** Opening SUPPLIED ENTRIES block **

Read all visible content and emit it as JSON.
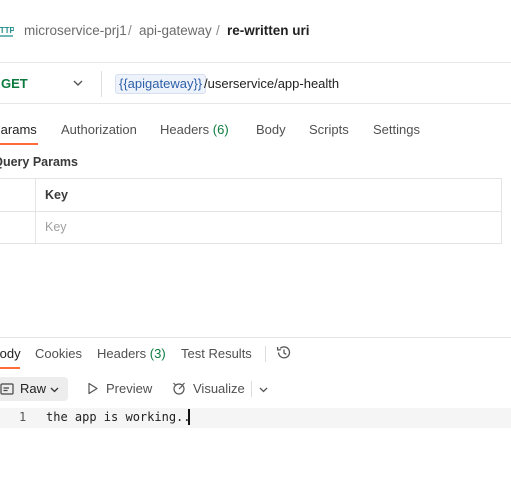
{
  "breadcrumb": {
    "protocol_badge": "HTTP",
    "collection": "microservice-prj1",
    "folder": "api-gateway",
    "request": "re-written uri",
    "separator": "/"
  },
  "request": {
    "method": "GET",
    "url_variable": "{{apigateway}}",
    "url_path": "/userservice/app-health"
  },
  "request_tabs": [
    {
      "label": "Params",
      "active": true
    },
    {
      "label": "Authorization"
    },
    {
      "label": "Headers",
      "count": "(6)"
    },
    {
      "label": "Body"
    },
    {
      "label": "Scripts"
    },
    {
      "label": "Settings"
    }
  ],
  "query_params": {
    "title": "Query Params",
    "key_header": "Key",
    "key_placeholder": "Key"
  },
  "response_tabs": [
    {
      "label": "Body",
      "active": true
    },
    {
      "label": "Cookies"
    },
    {
      "label": "Headers",
      "count": "(3)"
    },
    {
      "label": "Test Results"
    }
  ],
  "response_toolbar": {
    "format": "Raw",
    "preview": "Preview",
    "visualize": "Visualize"
  },
  "response_body": {
    "lines": [
      {
        "number": "1",
        "text": "the app is working.."
      }
    ]
  },
  "colors": {
    "accent": "#ff6c37",
    "method_get": "#0b7a3e",
    "variable": "#2d5fa8"
  }
}
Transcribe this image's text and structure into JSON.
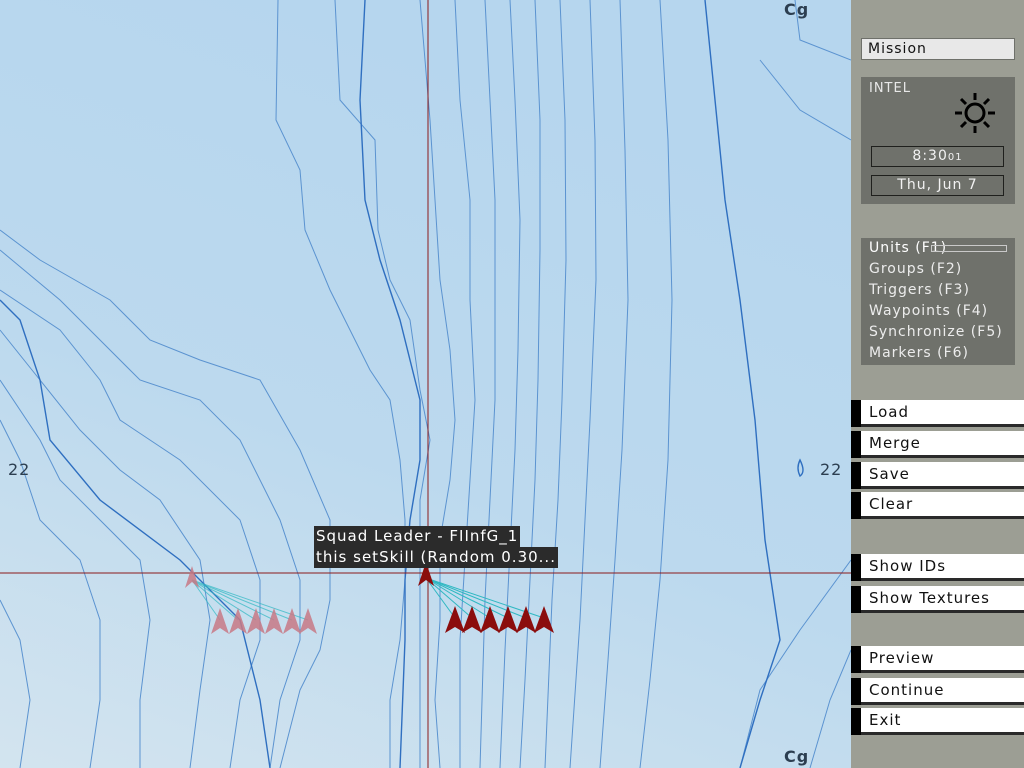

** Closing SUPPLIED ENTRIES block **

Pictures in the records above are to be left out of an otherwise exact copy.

Read all visible content and emit it as JSON.
{
  "breadcrumb": {
    "protocol_badge": "HTTP",
    "collection": "microservice-prj1",
    "folder": "api-gateway",
    "request": "re-written uri",
    "separator": "/"
  },
  "request": {
    "method": "GET",
    "url_variable": "{{apigateway}}",
    "url_path": "/userservice/app-health"
  },
  "request_tabs": [
    {
      "label": "Params",
      "active": true
    },
    {
      "label": "Authorization"
    },
    {
      "label": "Headers",
      "count": "(6)"
    },
    {
      "label": "Body"
    },
    {
      "label": "Scripts"
    },
    {
      "label": "Settings"
    }
  ],
  "query_params": {
    "title": "Query Params",
    "key_header": "Key",
    "key_placeholder": "Key"
  },
  "response_tabs": [
    {
      "label": "Body",
      "active": true
    },
    {
      "label": "Cookies"
    },
    {
      "label": "Headers",
      "count": "(3)"
    },
    {
      "label": "Test Results"
    }
  ],
  "response_toolbar": {
    "format": "Raw",
    "preview": "Preview",
    "visualize": "Visualize"
  },
  "response_body": {
    "lines": [
      {
        "number": "1",
        "text": "the app is working.."
      }
    ]
  },
  "colors": {
    "accent": "#ff6c37",
    "method_get": "#0b7a3e",
    "variable": "#2d5fa8"
  }
}
Transcribe this image's text and structure into JSON.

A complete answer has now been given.